Poison Prevention

Poison Prevention

With the recent changes due to COVID-19, children are out of school and daycare. Many children are being cared for by parents that are simultaneously attempting to work from home. Distraction for even a moment can be disastrous in many ways, one of which is ingestion and/or contact with a poisonous substance. Most poisonings occur when parents or caregivers are home but not paying attention. 

The most dangerous potential poisons are medicines, cleaning products, liquid nicotine, antifreeze, windshield wiper fluid, pesticides, furniture polish, gasoline, kerosene and lamp oil. Be especially vigilant when there is a change in routine as these bring greater risks of poisoning when the normal safeguards are not in place. 

Think of your ibuprofen tablet, it is red or orange, round, possibly shiny… To a child, it looks a lot like candy. The same thing goes for cleaning products that have bright colors and sweet smells. They may appear and smell like apple juice or fruit punch. Children’s natural instinct is to have a taste.

Protect your child from poisoning by following these easy tips from the American Academy of Pediatrics:

  • Store all medicine (including vitamins), cleaning/laundry products, paints/varnishes, and pesticides in original packaging in locked cabinets/containers out of sight and reach of children.
  • Automatically locking safety latches on cabinet doors can help keep children away from dangerous products, but there is a chance the device will malfunction or the child will figure out how to open it. The safest place to store poisonous products is somewhere the child cannot reach or see.
  • Keep all medicines in containers with safety caps and keep out of reach of children. Discard all unused medication. Remember that safety caps are designed to be child resistant but are not fully child proof.
  • Never refer to medicine as “candy” or another appealing name.
  • Check the label each time you give a child medicine to ensure proper dosage. For liquid medicines, use the dosing device that came with the medicine. Never use a kitchen spoon.
  • If you use an e-cigarette, keep the liquid nicotine refills locked up out of children’s reach and only buy refills that use child resistant packaging. Ingestion or skin exposure with just a small amount of the e-cigarette liquid can be fatal to a child.
  • Never place poisonous products in food or drink containers.
  • Keep natural-gas-powered appliances, furnaces, and coal, wood or kerosene stoves in safe working order.
  • Maintain working smoke and carbon monoxide detectors.
  • Secure remote controls, key fobs, greeting cards, and musical children’s books. These, and other devices, may contain small button-cell batteries that can cause injury if ingested.
  • Know the names of all plants in your yard. If you have young children or pets, consider removing those that are poisonous.
  • Avoid taking your medications in front of your child, as it is a natural instinct for a child to imitate 

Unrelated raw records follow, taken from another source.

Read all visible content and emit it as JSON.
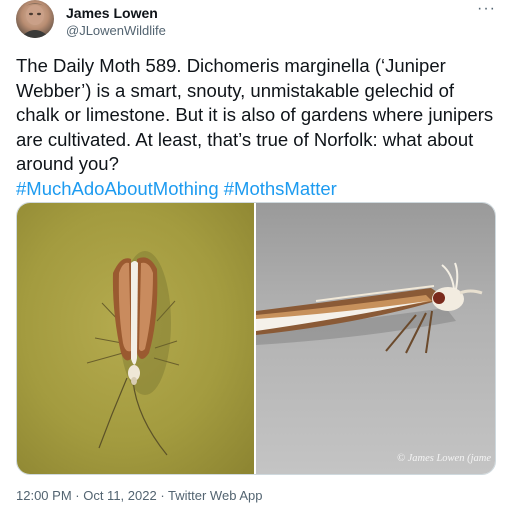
{
  "author": {
    "name": "James Lowen",
    "handle": "@JLowenWildlife",
    "more_icon": "ellipsis-icon"
  },
  "tweet": {
    "text": "The Daily Moth 589. Dichomeris marginella (‘Juniper Webber’) is a smart, snouty, unmistakable gelechid of chalk or limestone. But it is also of gardens where junipers are cultivated. At least, that’s true of Norfolk: what about around you?",
    "hashtags": [
      "#MuchAdoAboutMothing",
      "#MothsMatter"
    ]
  },
  "media": {
    "watermark": "© James Lowen (jame"
  },
  "meta": {
    "time": "12:00 PM",
    "date": "Oct 11, 2022",
    "separator": " · ",
    "source": "Twitter Web App"
  },
  "colors": {
    "link": "#1d9bf0",
    "secondary_text": "#536471",
    "primary_text": "#0f1419"
  }
}
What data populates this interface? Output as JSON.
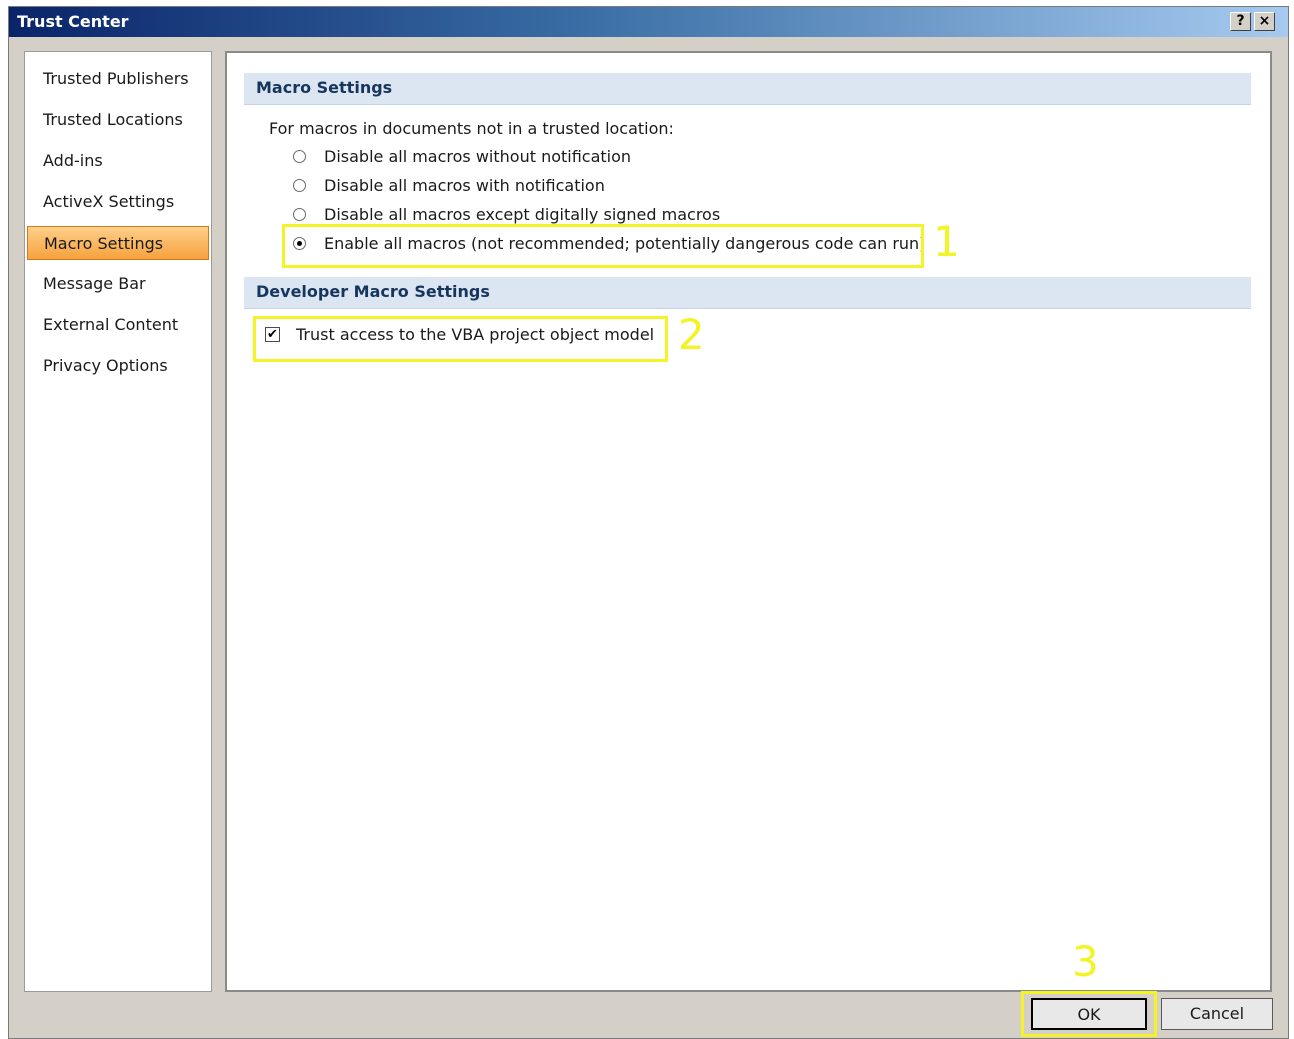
{
  "window": {
    "title": "Trust Center",
    "help_label": "?",
    "close_label": "×"
  },
  "sidebar": {
    "items": [
      {
        "label": "Trusted Publishers",
        "selected": false
      },
      {
        "label": "Trusted Locations",
        "selected": false
      },
      {
        "label": "Add-ins",
        "selected": false
      },
      {
        "label": "ActiveX Settings",
        "selected": false
      },
      {
        "label": "Macro Settings",
        "selected": true
      },
      {
        "label": "Message Bar",
        "selected": false
      },
      {
        "label": "External Content",
        "selected": false
      },
      {
        "label": "Privacy Options",
        "selected": false
      }
    ]
  },
  "macro_settings": {
    "header": "Macro Settings",
    "intro": "For macros in documents not in a trusted location:",
    "options": [
      {
        "label": "Disable all macros without notification",
        "selected": false
      },
      {
        "label": "Disable all macros with notification",
        "selected": false
      },
      {
        "label": "Disable all macros except digitally signed macros",
        "selected": false
      },
      {
        "label": "Enable all macros (not recommended; potentially dangerous code can run)",
        "selected": true
      }
    ]
  },
  "developer": {
    "header": "Developer Macro Settings",
    "trust_vba_label": "Trust access to the VBA project object model",
    "trust_vba_checked": true,
    "check_mark": "✔"
  },
  "buttons": {
    "ok": "OK",
    "cancel": "Cancel"
  },
  "annotations": {
    "step1": "1",
    "step2": "2",
    "step3": "3",
    "highlight_color": "#f3f325"
  }
}
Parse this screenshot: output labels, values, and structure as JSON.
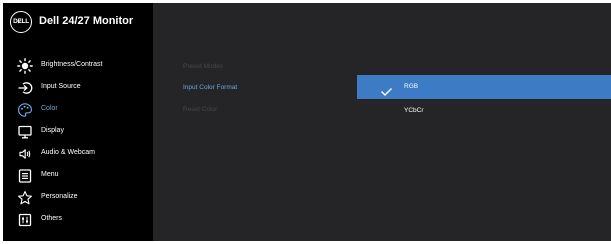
{
  "header": {
    "logo_text": "DɆLL",
    "title": "Dell 24/27 Monitor"
  },
  "menu": {
    "items": [
      {
        "label": "Brightness/Contrast",
        "icon": "brightness-icon"
      },
      {
        "label": "Input Source",
        "icon": "input-source-icon"
      },
      {
        "label": "Color",
        "icon": "color-palette-icon",
        "active": true
      },
      {
        "label": "Display",
        "icon": "display-icon"
      },
      {
        "label": "Audio & Webcam",
        "icon": "audio-speaker-icon"
      },
      {
        "label": "Menu",
        "icon": "menu-list-icon"
      },
      {
        "label": "Personalize",
        "icon": "star-icon"
      },
      {
        "label": "Others",
        "icon": "others-icon"
      }
    ]
  },
  "submenu": {
    "items": [
      {
        "label": "Preset Modes",
        "state": "disabled"
      },
      {
        "label": "Input Color Format",
        "state": "selected"
      },
      {
        "label": "Reset Color",
        "state": "disabled"
      }
    ]
  },
  "options": {
    "items": [
      {
        "label": "RGB",
        "checked": true,
        "highlighted": true
      },
      {
        "label": "YCbCr",
        "checked": false,
        "highlighted": false
      }
    ]
  },
  "colors": {
    "background": "#252527",
    "sidebar": "#000000",
    "accent": "#3d7bc4",
    "active_text": "#6ea6d8",
    "disabled_text": "#48484a"
  }
}
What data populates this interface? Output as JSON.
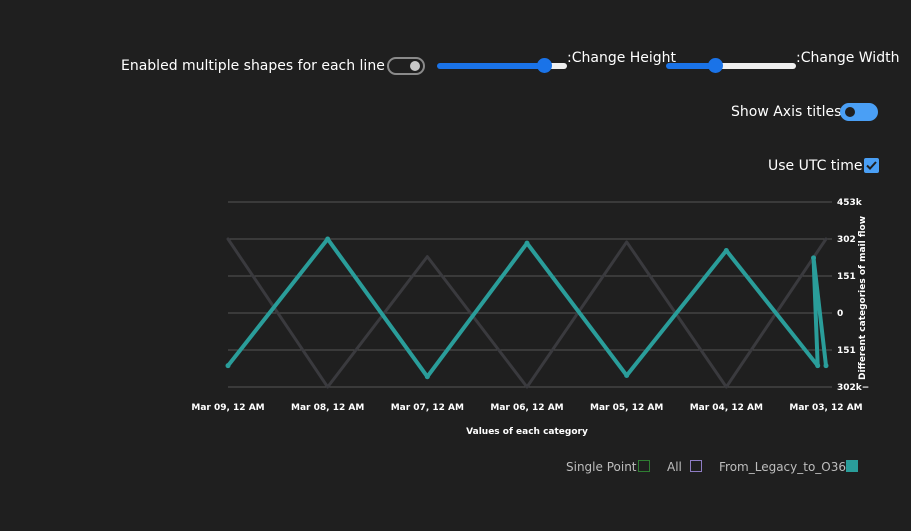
{
  "controls": {
    "multi_shapes_label": "Enabled multiple shapes for each line Off",
    "change_height_label": ":Change Height",
    "change_width_label": ":Change Width",
    "show_axis_titles_label": "Show Axis titles",
    "use_utc_label": "Use UTC time",
    "multi_shapes_on": false,
    "show_axis_titles_on": true,
    "use_utc_checked": true,
    "height_slider_fraction": 0.82,
    "width_slider_fraction": 0.38
  },
  "colors": {
    "background": "#1f1f1f",
    "series_main": "#2a9d9a",
    "series_faint": "#3a3a3e",
    "gridline": "#555555",
    "accent": "#4a9ff5",
    "single_point_swatch": "#2e7d32",
    "all_swatch": "#8e7cc3"
  },
  "chart_data": {
    "type": "line",
    "xlabel": "Values of each category",
    "ylabel": "Different categories of mail flow",
    "x_tick_labels": [
      "Mar 09, 12 AM",
      "Mar 08, 12 AM",
      "Mar 07, 12 AM",
      "Mar 06, 12 AM",
      "Mar 05, 12 AM",
      "Mar 04, 12 AM",
      "Mar 03, 12 AM"
    ],
    "y_tick_labels": [
      "453k",
      "302",
      "151",
      "0",
      "151",
      "302k−"
    ],
    "y_tick_values": [
      453000,
      302000,
      151000,
      0,
      -151000,
      -302000
    ],
    "ylim": [
      -302000,
      453000
    ],
    "x_reversed": true,
    "y_axis_position": "right",
    "grid": true,
    "legend_position": "bottom-right",
    "series": [
      {
        "name": "From_Legacy_to_O365",
        "points": [
          {
            "x": "Mar 09, 12 AM",
            "y": -215000
          },
          {
            "x": "Mar 08, 12 AM",
            "y": 302000
          },
          {
            "x": "Mar 07, 12 AM",
            "y": -260000
          },
          {
            "x": "Mar 06, 12 AM",
            "y": 285000
          },
          {
            "x": "Mar 05, 12 AM",
            "y": -255000
          },
          {
            "x": "Mar 04, 12 AM",
            "y": 255000
          },
          {
            "x": "Mar 03, 14 AM",
            "y": -215000
          },
          {
            "x": "Mar 03, 15 AM",
            "y": 225000
          },
          {
            "x": "Mar 03, 12 AM",
            "y": -215000
          }
        ]
      },
      {
        "name": "All",
        "points": [
          {
            "x": "Mar 09, 12 AM",
            "y": 302000
          },
          {
            "x": "Mar 08, 12 AM",
            "y": -302000
          },
          {
            "x": "Mar 07, 12 AM",
            "y": 230000
          },
          {
            "x": "Mar 06, 12 AM",
            "y": -302000
          },
          {
            "x": "Mar 05, 12 AM",
            "y": 290000
          },
          {
            "x": "Mar 04, 12 AM",
            "y": -302000
          },
          {
            "x": "Mar 03, 12 AM",
            "y": 302000
          }
        ]
      }
    ]
  },
  "legend": {
    "items": [
      {
        "label": "Single Point"
      },
      {
        "label": "All"
      },
      {
        "label": "From_Legacy_to_O365"
      }
    ]
  }
}
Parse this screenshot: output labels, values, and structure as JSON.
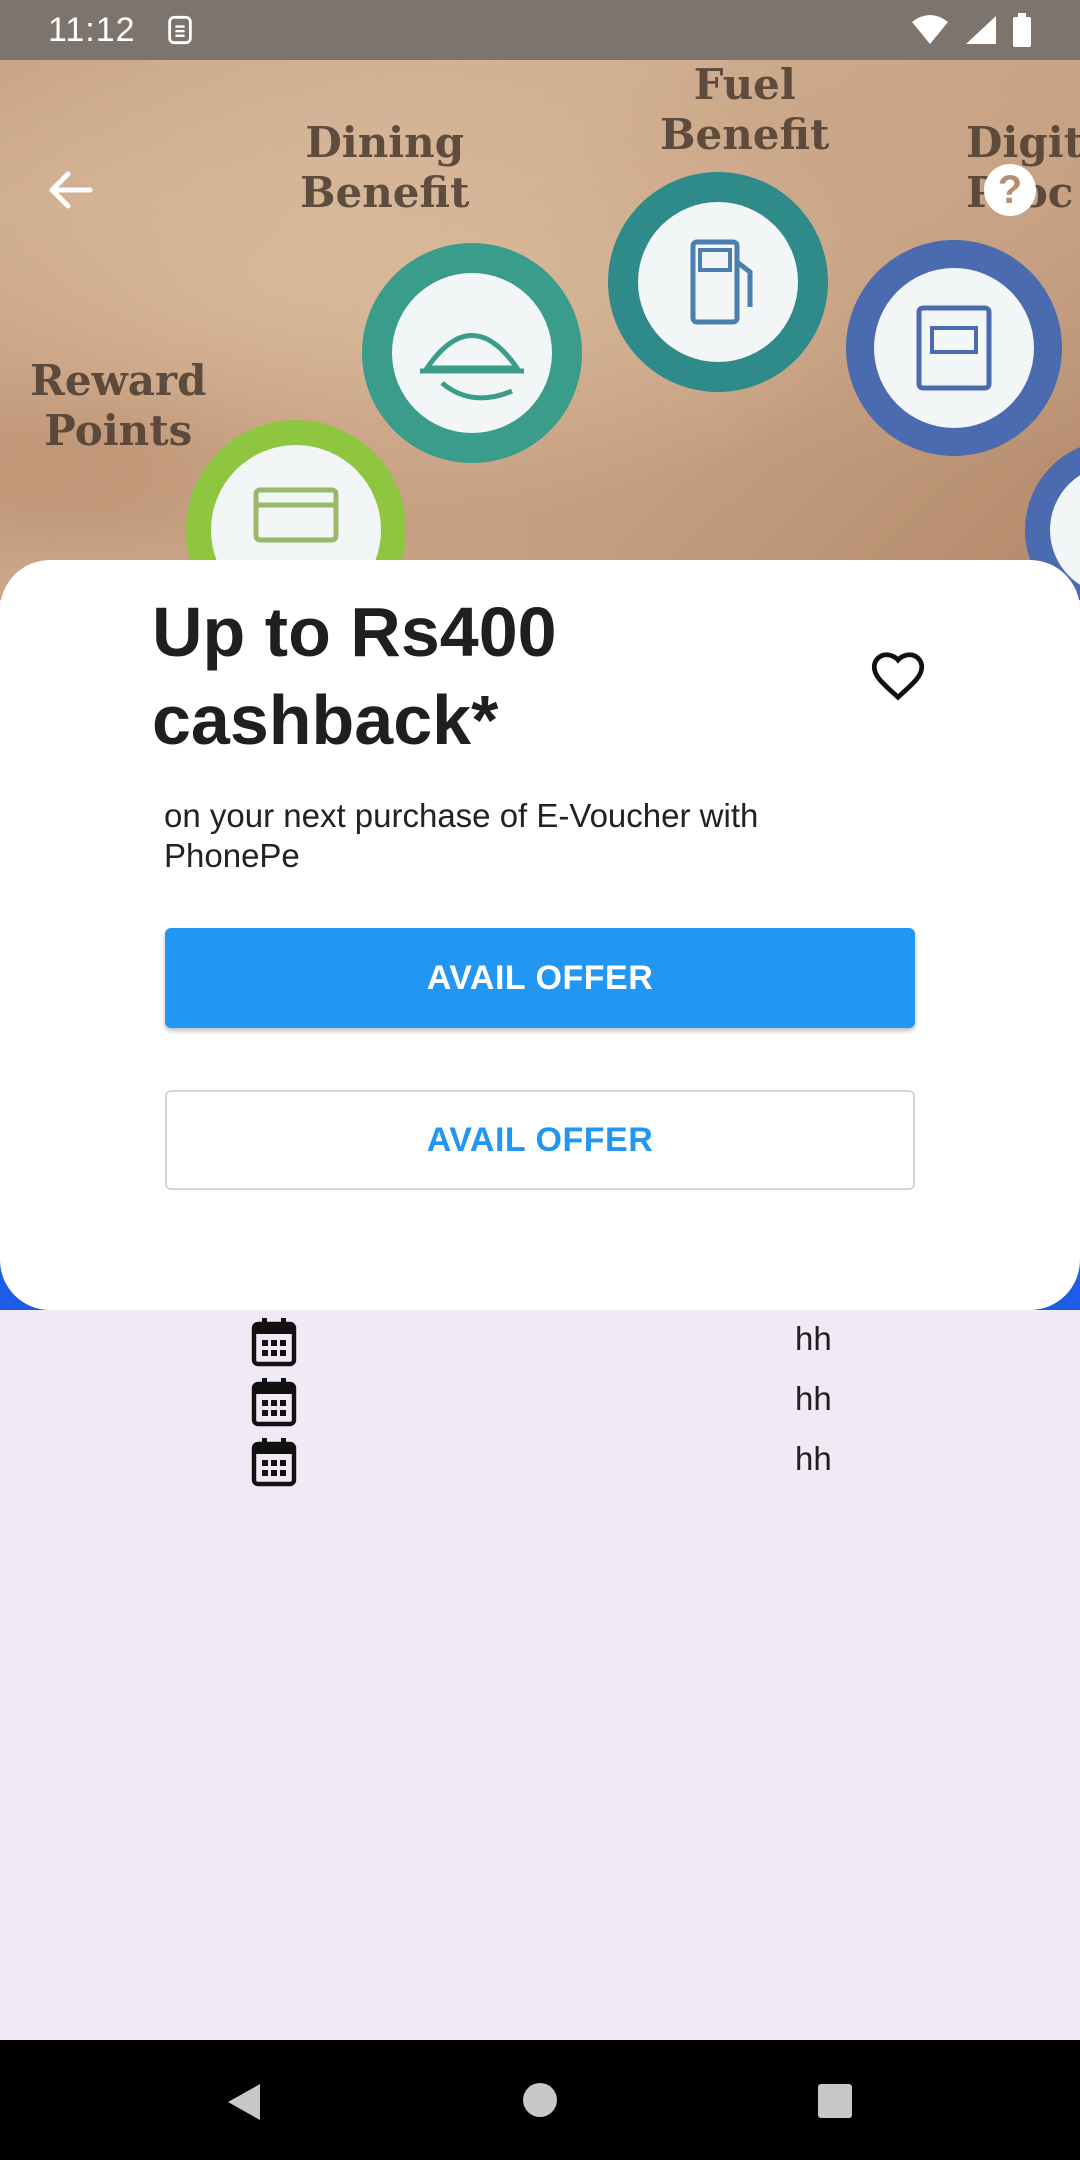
{
  "status_bar": {
    "time": "11:12",
    "icons": [
      "sim-card-icon",
      "wifi-icon",
      "cellular-signal-icon",
      "battery-icon"
    ]
  },
  "hero": {
    "labels": {
      "dining": "Dining\nBenefit",
      "fuel": "Fuel\nBenefit",
      "reward": "Reward\nPoints",
      "digital": "Digit\nProc"
    },
    "colors": {
      "teal": "#3a9d8c",
      "teal_dark": "#2f8b8a",
      "blue": "#4a6bb0",
      "green": "#8fc63f"
    }
  },
  "offer": {
    "title": "Up to Rs400 cashback*",
    "subtitle": "on your next purchase of E-Voucher with PhonePe",
    "primary_button": "AVAIL OFFER",
    "secondary_button": "AVAIL OFFER",
    "accent": "#2196f3"
  },
  "list": {
    "items": [
      {
        "icon": "calendar-icon",
        "value": "hh"
      },
      {
        "icon": "calendar-icon",
        "value": "hh"
      },
      {
        "icon": "calendar-icon",
        "value": "hh"
      }
    ]
  }
}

What to do in case of poisoning?

-If your child is not breathing, collapses, has a seizure, has trouble breathing, or can’t be awakened, call 911 immediately.

-If your child shows mild signs of poisoning or you suspect poisoning, call poison control at 1-800-222-1222

-Even if you think a substance may not do harm, be cautious and call poison control to be sure!

While calling 911 or poison control follow the “Act Fast” actions:

Poison inhaled: Take the child out for fresh air immediately

Poison on the skin: Remove clothing and rinse skin with room temperature running water for 15 minutes

Poison in eyes: Rinse eyes with room temperature running water for 15 minutes

*Remember: Never induce vomiting in a child that has swallowed a poison.

For more information on potential dangers and how to respond, visit www.poison.org

https://www.aap.org/en-us/about-the-aap/aap-press-room/news-features-and-safety-tips/Pages/Poison-Prevention-Tips-from-the-American-Academy-of-Pediatrics.aspx

https://www.poison.org/actfasthttps://shine365.marshfieldclinic.org/kids-health/poison-prevention/

https://scrubsmag.com/national-poison-prevention-week-prevent-accidental-poisoning-5-tips/